Dual Diagnosis

A dual diagnosis refers to a person who has a drug dependency and an existing mental disorder. For example, rage and drug addiction could be considered a dual diagnosis, because you have mental health problems, and an addiction to a substance. 

In the case of a dual diagnosis, the patient should have specialized care. For example, the individual will need care for their mental disorder as well as their addiction. The best mental health treatments will address both of these issues simultaneously. 

Mixing Drugs

Sometimes an addict will begin to use cocaine and alcohol to help solve their anger issues. Mixing drugs and alcohol can make for a better high. However, once the individual comes down from said drugs, their anger increases.

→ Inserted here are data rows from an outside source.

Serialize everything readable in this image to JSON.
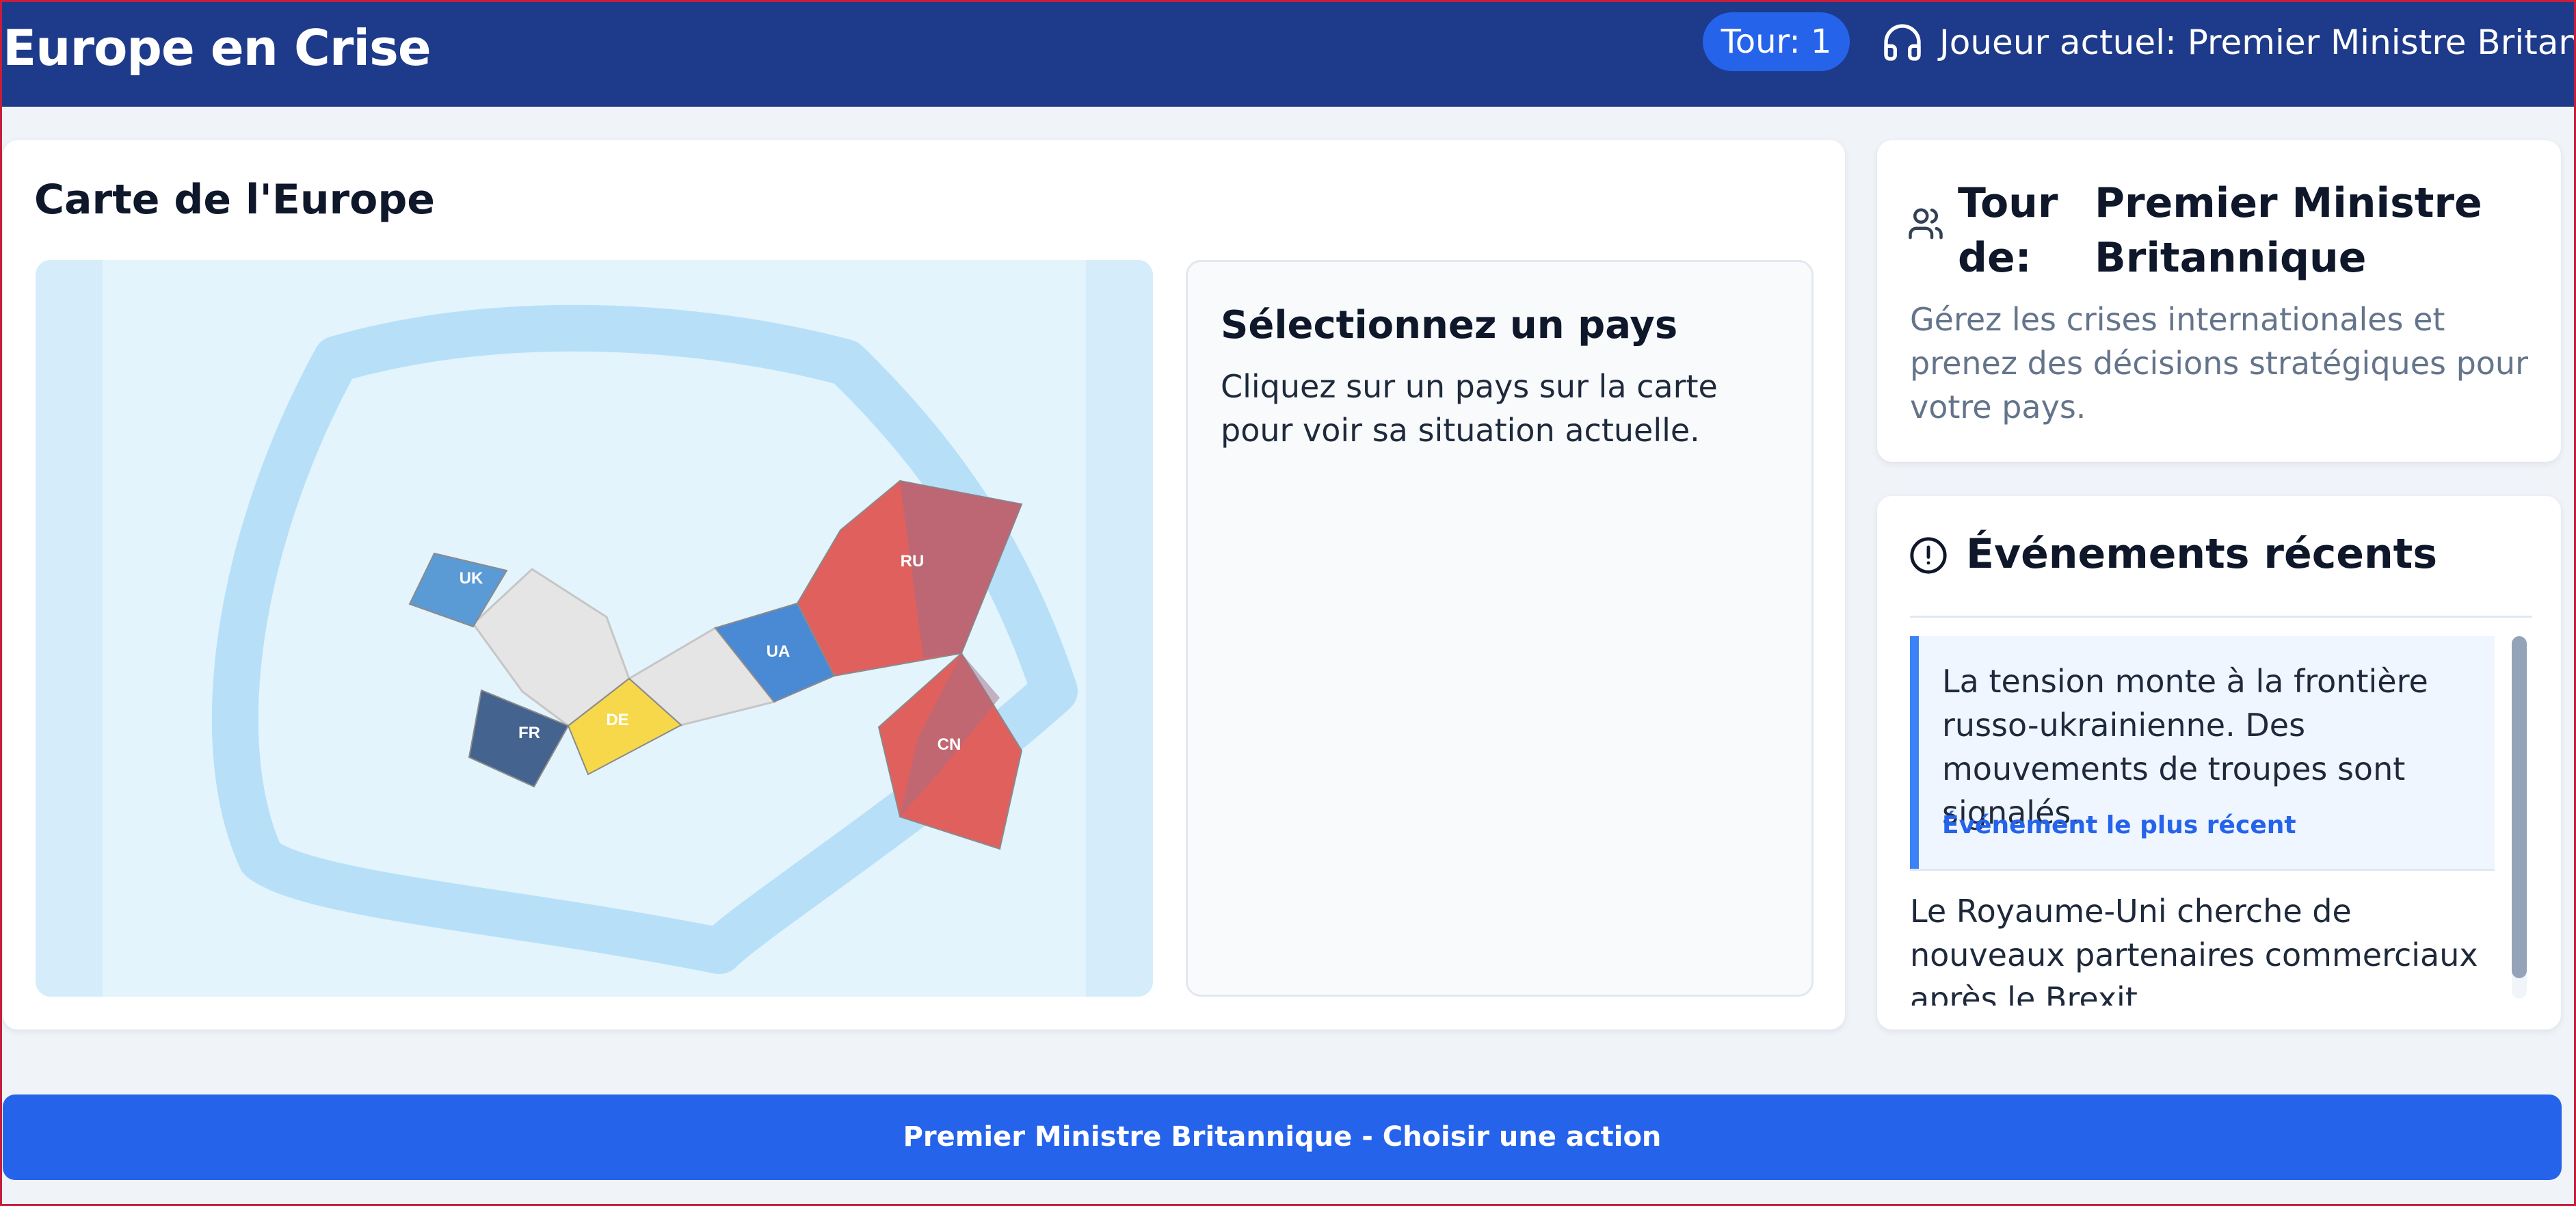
{
  "app": {
    "title": "Europe en Crise",
    "tour_badge": "Tour: 1",
    "current_player_label": "Joueur actuel: Premier Ministre Britannique"
  },
  "map": {
    "title": "Carte de l'Europe",
    "countries": [
      {
        "code": "UK",
        "color": "#5b9bd5"
      },
      {
        "code": "FR",
        "color": "#44648f"
      },
      {
        "code": "DE",
        "color": "#f7d84a"
      },
      {
        "code": "UA",
        "color": "#4a8ad4"
      },
      {
        "code": "RU",
        "color": "#e0605e"
      },
      {
        "code": "CN",
        "color": "#e0605e"
      }
    ],
    "neutral_color": "#e5e5e5"
  },
  "info_panel": {
    "title": "Sélectionnez un pays",
    "text": "Cliquez sur un pays sur la carte pour voir sa situation actuelle."
  },
  "turn": {
    "prefix": "Tour de:",
    "player": "Premier Ministre Britannique",
    "description": "Gérez les crises internationales et prenez des décisions stratégiques pour votre pays."
  },
  "events": {
    "title": "Événements récents",
    "items": [
      {
        "text": "La tension monte à la frontière russo-ukrainienne. Des mouvements de troupes sont signalés.",
        "tag": "Événement le plus récent"
      },
      {
        "text": "Le Royaume-Uni cherche de nouveaux partenaires commerciaux après le Brexit."
      }
    ]
  },
  "action": {
    "label": "Premier Ministre Britannique - Choisir une action"
  },
  "colors": {
    "header": "#1e3a8a",
    "accent": "#2563eb",
    "event_highlight": "#3b82f6"
  }
}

Anger Caused by Withdrawals

During withdrawal, an individual will become easily agitated, which can result in angry outbursts. If you suspect an individual is using drugs, here are some of the withdrawal symptoms that may accompany them after a binge:

  • Persistent sweating
  • Anxiety
  • Bursts of anger
  • Nausea 
  • Lack of sleep 
  • Not eating

All of these symptoms are a huge tell-tale sign that someone is using. So if you or a loved one is withdrawing, find help today!

How to Decrease Anger Bursts 

Anger can be controlled in a healthy manner. For starters, you shouldn’t reject your rage or try to mask it with drugs. Instead, learn about healthy coping techniques that are conducive to your mental progress.

Here are some examples of healthy coping mechanism:

  • Meditating 
  • Going on walks 
  • Listening to podcasts or calming music 
  • Reading 
  • Journaling 
  • Understanding your triggers
  • Thinking through your emotions rationally 
  • Speaking to a friend 

Rage and addictions can make it hard to follow these steps. Often, an individual will cope using drugs, or they will allow their anger to take over. This can be frustrating for everyone involved.

If you’re wondering, “can anger be an addiction” the answer is yes. That’s why following these steps can be easier said than done. However, these methods can help healthily ease your anger! 

How Anger Affects Your Life

Rage and anger issues can affect all aspects of your everyday life. For example, people who have rage have a higher chance of developing heart and blood pressure problems.

Anger issues can also cause a relationship to become strained, which could lead to divorce or separation. In addition, in court proceedings, your anger may be used against you to take away custodial rights! That’s why finding ways to manage your anger is important for a healthy and long life!

Common Symptoms of Having Anger Issues

Knowing the initial symptoms of anger can help you think through your emotions. Here are some of the physical symptoms of anger:

  • Jaw clenching 
  • Fist clenching 
  • Increased heart rate
  • Hot flashes
  • Sweaty palms
  • Irregular breathing patterns 
  • Tension headaches 
  • Inability to form a sentence 
  • Feeling nauseous

When you start showing these symptoms, remember to breathe, take a step back, and instead practice a healthy coping mechanism! Doing this can help you break the cycle of anger issues in addiction. 

Getting Better Is Possible  

Anger issues can put a significant strain on your life. However, by following these steps, you can get help controlling anger and start your journey to a better tomorrow! 

If you have any more questions about addiction, addiction treatment, or anger management, contact us today!